Can Bill Collectors Take your $1,400 COVID-19 Relief Check?

2021 Stimulus and Bankruptcy - What you need to know

Your COVID-19 Stimulus check can be taken by creditors!

Here’s how to protect it!

Everyone is looking forward to the stimulus relief checks. Including creditors.

Heads up!  You need to know that your $1,400 stimulus check under the third round of direct COVID-relief payments could be taken by your creditors. And, you may get more than one check, according to a recent article at cnet personal finance posted March 13, 2021.

Although creditors cannot intercept the second stimulus check, if you’ve been sued, and the stimulus check is in your bank account, a judgment creditor can garnish it. The stimulus bill provides no protection from your creditors, and your check could be at risk.

Consumer protection groups are asking for protection, but until that comes, if it does, there are steps you can take to protect your COVID relief stimulus check.

Generally, judgment creditors can garnish money in your bank account unless the money is protected. 

In Ohio, however, Attorney General, Dave Yost, warns creditors not to try to garnish the second stimulus check.  In a recent news release, 4/13/2020, Yost says that Ohio Revised Code 2329.66 (A) (12) (d) protects the second Covid stimulus checks. 

Sometimes State Law provides protection greater than the Federal Law does, Yost noted. However, there exceptions to the Ohio protection. For example, the second COVID-19 stimulus checks are not protected from being taken to pay past due child support.  If you owe back child support, the CARES Act provided reduction to the first COVID stimulus payment for back child support. However, the second and third stimulus payments can’t be garnished for back child support.  

How to protect your second stimulus check

If your state law doesn’t protect the stimulus, or if you just want to be cautious (and you should, if any of your creditors have sued you), you might consider putting your second stimulus check, and all of your money, for that matter, into an account you don’t have your name on.  This is because a judgment creditor can only garnish an account with your name on it.

2021 Stimulus and Bankruptcy - What you need to know

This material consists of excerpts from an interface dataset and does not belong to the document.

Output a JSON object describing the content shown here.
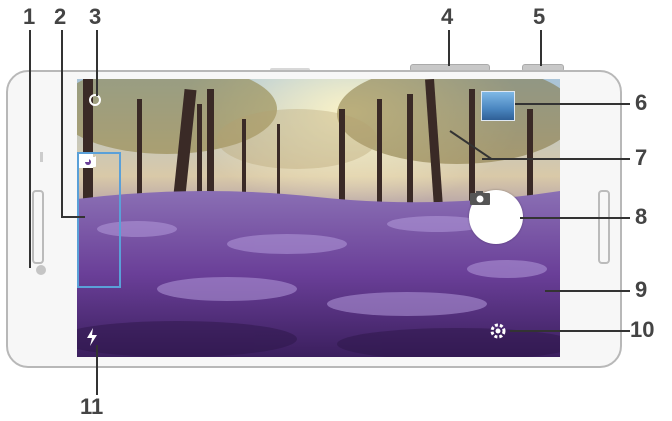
{
  "callouts": {
    "n1": "1",
    "n2": "2",
    "n3": "3",
    "n4": "4",
    "n5": "5",
    "n6": "6",
    "n7": "7",
    "n8": "8",
    "n9": "9",
    "n10": "10",
    "n11": "11"
  },
  "icons": {
    "zoom": "zoom-icon",
    "video_mode": "video-camera-icon",
    "photo_mode": "camera-icon",
    "manual_mode": "manual-mode-icon",
    "thumbnail": "gallery-thumbnail",
    "shutter": "camera-shutter-icon",
    "settings": "gear-icon",
    "flash": "flash-icon"
  },
  "colors": {
    "mode_panel_border": "#5aa0d8",
    "callout_text": "#444444"
  }
}
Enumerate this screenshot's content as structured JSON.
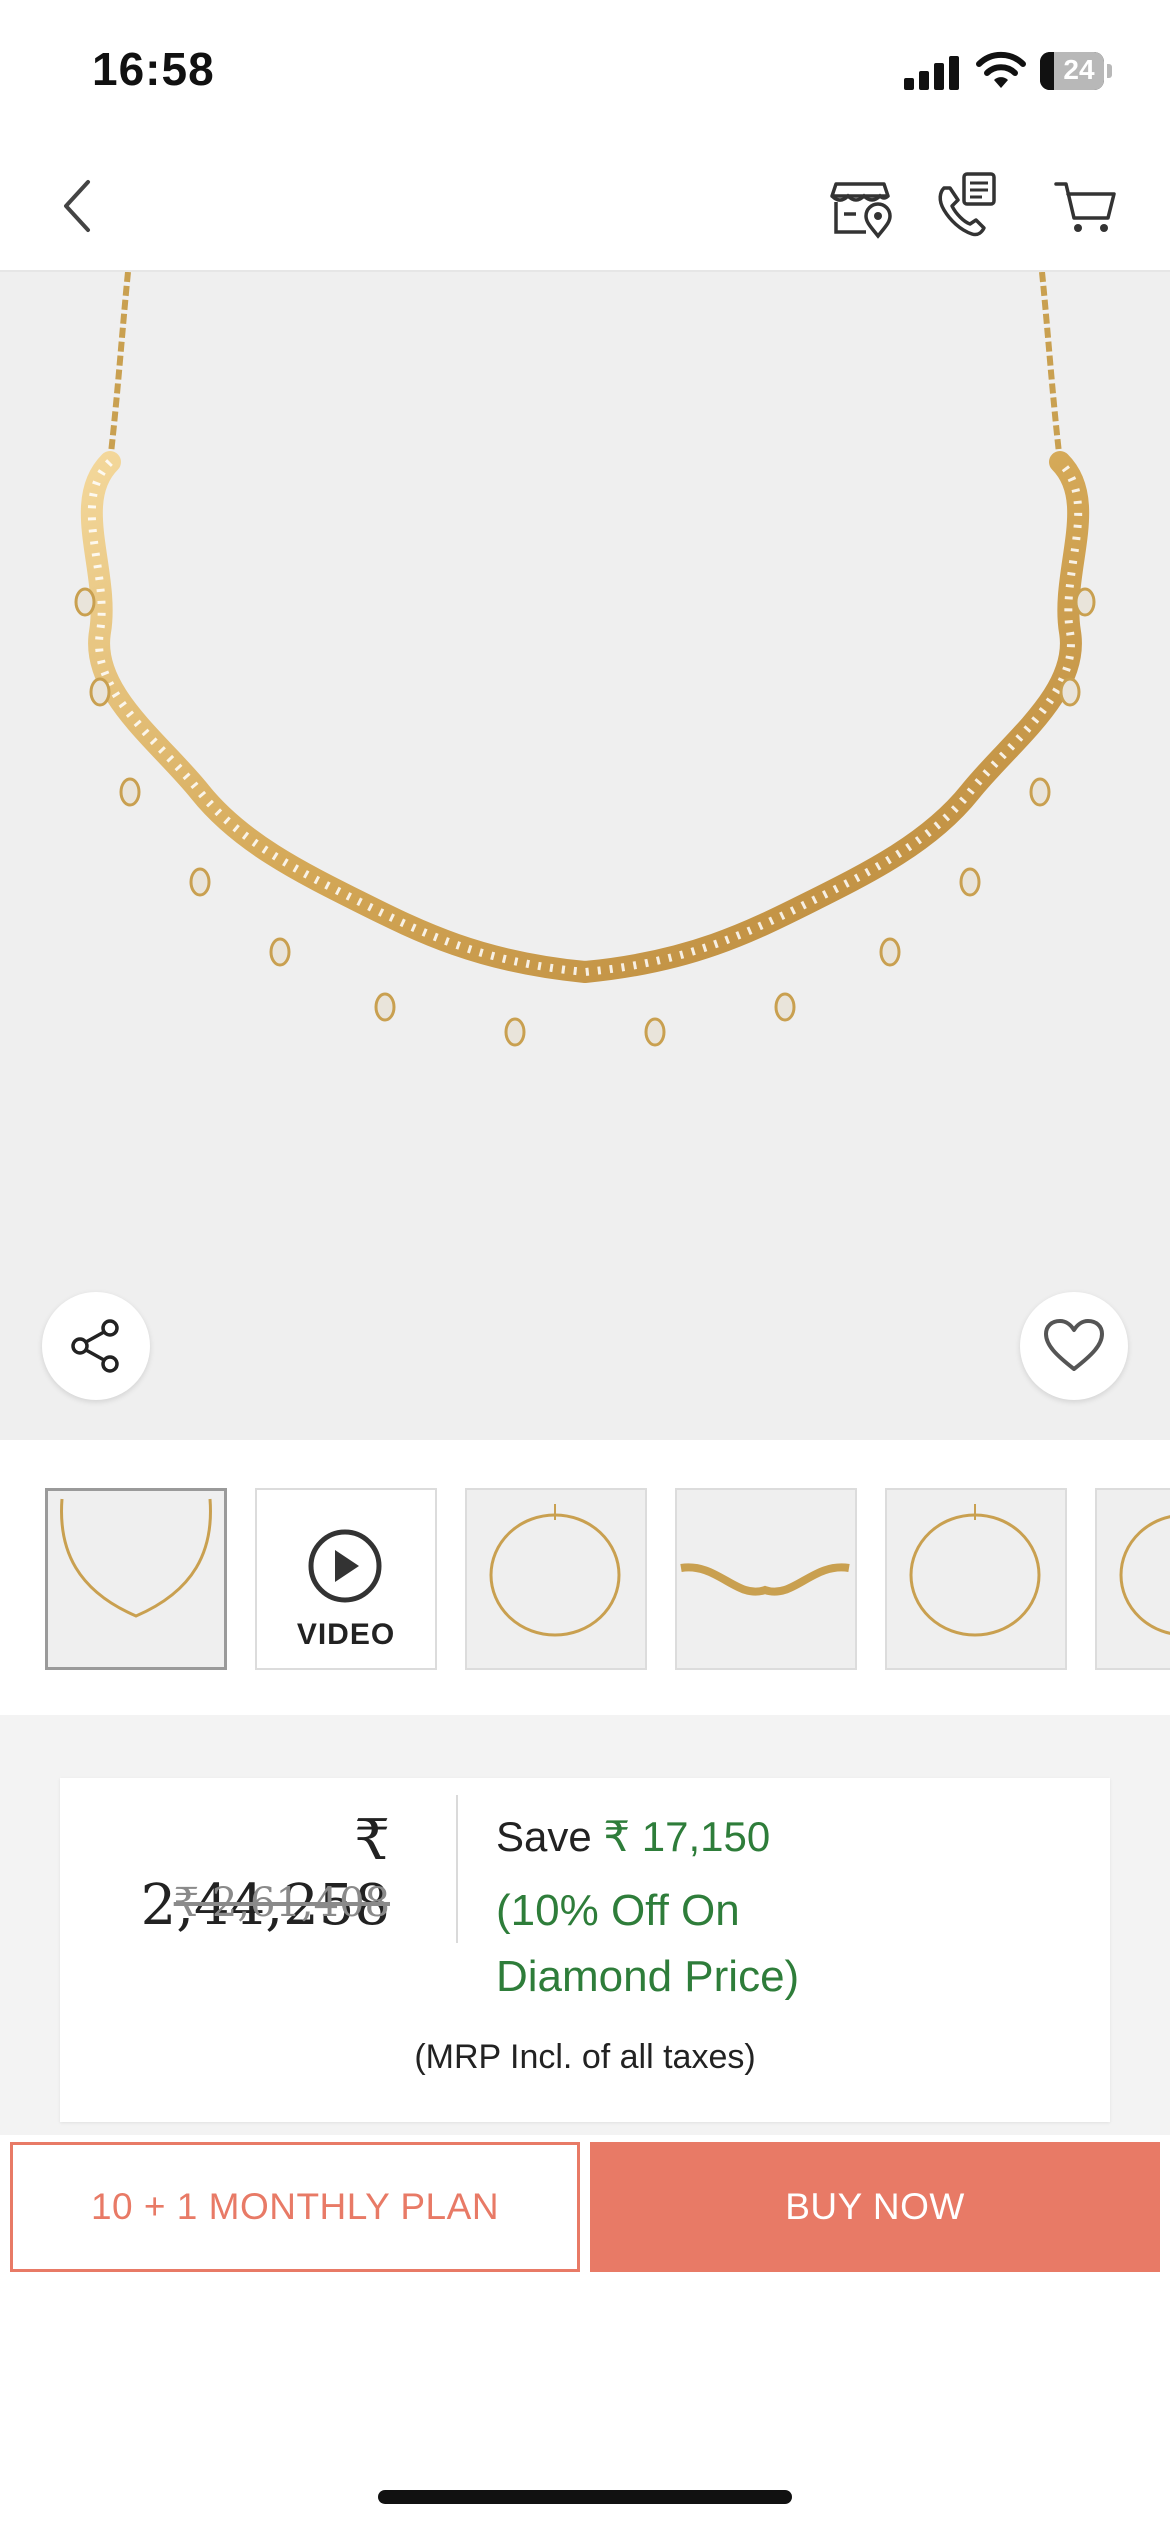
{
  "status_bar": {
    "time": "16:58",
    "battery": "24"
  },
  "nav": {
    "icons": [
      "back-icon",
      "store-locator-icon",
      "call-icon",
      "cart-icon"
    ]
  },
  "hero": {
    "icons": [
      "share-icon",
      "heart-icon"
    ]
  },
  "thumbnails": [
    {
      "type": "image",
      "active": true
    },
    {
      "type": "video",
      "label": "VIDEO"
    },
    {
      "type": "image"
    },
    {
      "type": "image"
    },
    {
      "type": "image"
    },
    {
      "type": "image"
    }
  ],
  "price": {
    "current": "₹ 2,44,258",
    "original": "₹ 2,61,408",
    "save_label": "Save",
    "save_amount": "₹ 17,150",
    "discount_line1": "(10% Off On",
    "discount_line2": "Diamond Price)",
    "mrp_note": "(MRP Incl. of all taxes)"
  },
  "actions": {
    "plan_label": "10 + 1 MONTHLY PLAN",
    "buy_label": "BUY NOW"
  },
  "colors": {
    "accent": "#e87a66",
    "save_green": "#2e7d3a",
    "hero_bg": "#efefef",
    "gold": "#d9b36a"
  }
}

In general, if you have a judgment against you, you should not have your name on any account with your name on it, even if the money is not yours, the bank could freeze the account, and you would need to go to court to show that the money isn’t yours to prevent the creditor from taking it to pay your judgment.

The second COVID stimulus check is meant to address the pandemic emergency, substitute for lost future income, and pay living expenses.   The money was not intended to be used to pay old debts you’ve been sued on. But that won’t stop creditors from trying to take your second COVID relief stimulus check.  Know your rights if you have a judgment filed against you. 

And, remember that without a judgement, creditors cannot garnish your bank account. They first have to sue, and win, and get a judgment before they can garnish any money, including the COVID stimulus money, and then only if the law of your state permits it.  In Ohio, this money is protected by state law.